#### [Your task]
Your answer should consist of the lines in the listing that hold "icon".

- - - - -

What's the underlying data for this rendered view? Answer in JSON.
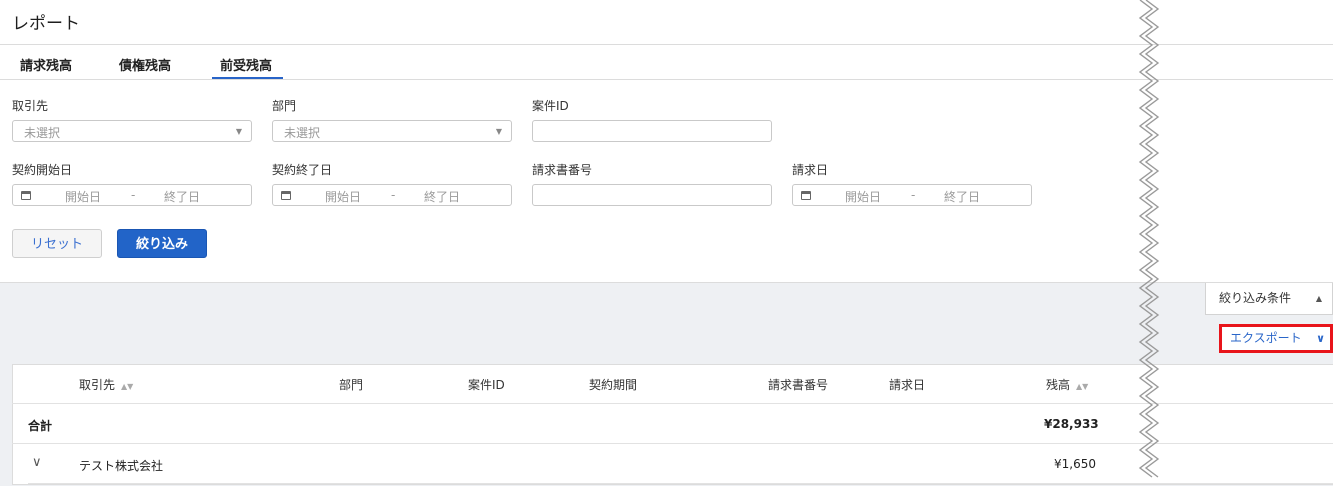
{
  "page": {
    "title": "レポート"
  },
  "tabs": [
    {
      "label": "請求残高",
      "active": false
    },
    {
      "label": "債権残高",
      "active": false
    },
    {
      "label": "前受残高",
      "active": true
    }
  ],
  "filters": {
    "client": {
      "label": "取引先",
      "placeholder": "未選択"
    },
    "department": {
      "label": "部門",
      "placeholder": "未選択"
    },
    "case_id": {
      "label": "案件ID",
      "value": ""
    },
    "contract_start": {
      "label": "契約開始日",
      "start_placeholder": "開始日",
      "separator": "-",
      "end_placeholder": "終了日"
    },
    "contract_end": {
      "label": "契約終了日",
      "start_placeholder": "開始日",
      "separator": "-",
      "end_placeholder": "終了日"
    },
    "invoice_number": {
      "label": "請求書番号",
      "value": ""
    },
    "invoice_date": {
      "label": "請求日",
      "start_placeholder": "開始日",
      "separator": "-",
      "end_placeholder": "終了日"
    }
  },
  "buttons": {
    "reset": "リセット",
    "apply": "絞り込み"
  },
  "filter_toggle": {
    "label": "絞り込み条件",
    "icon": "triangle-up-icon"
  },
  "export": {
    "label": "エクスポート",
    "icon": "chevron-down-icon",
    "highlight_color": "#e8141a"
  },
  "table": {
    "columns": [
      "取引先",
      "部門",
      "案件ID",
      "契約期間",
      "請求書番号",
      "請求日",
      "残高"
    ],
    "total_row": {
      "label": "合計",
      "balance": "¥28,933"
    },
    "rows": [
      {
        "client": "テスト株式会社",
        "balance": "¥1,650",
        "expand_icon": "chevron-down-icon"
      }
    ]
  },
  "colors": {
    "accent": "#2264c8",
    "link": "#2a66c9",
    "highlight": "#e8141a",
    "panel_bg": "#eef0f3"
  }
}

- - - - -

#### [Your response]
    "icon": "triangle-up-icon"
    "icon": "chevron-down-icon",
        "expand_icon": "chevron-down-icon"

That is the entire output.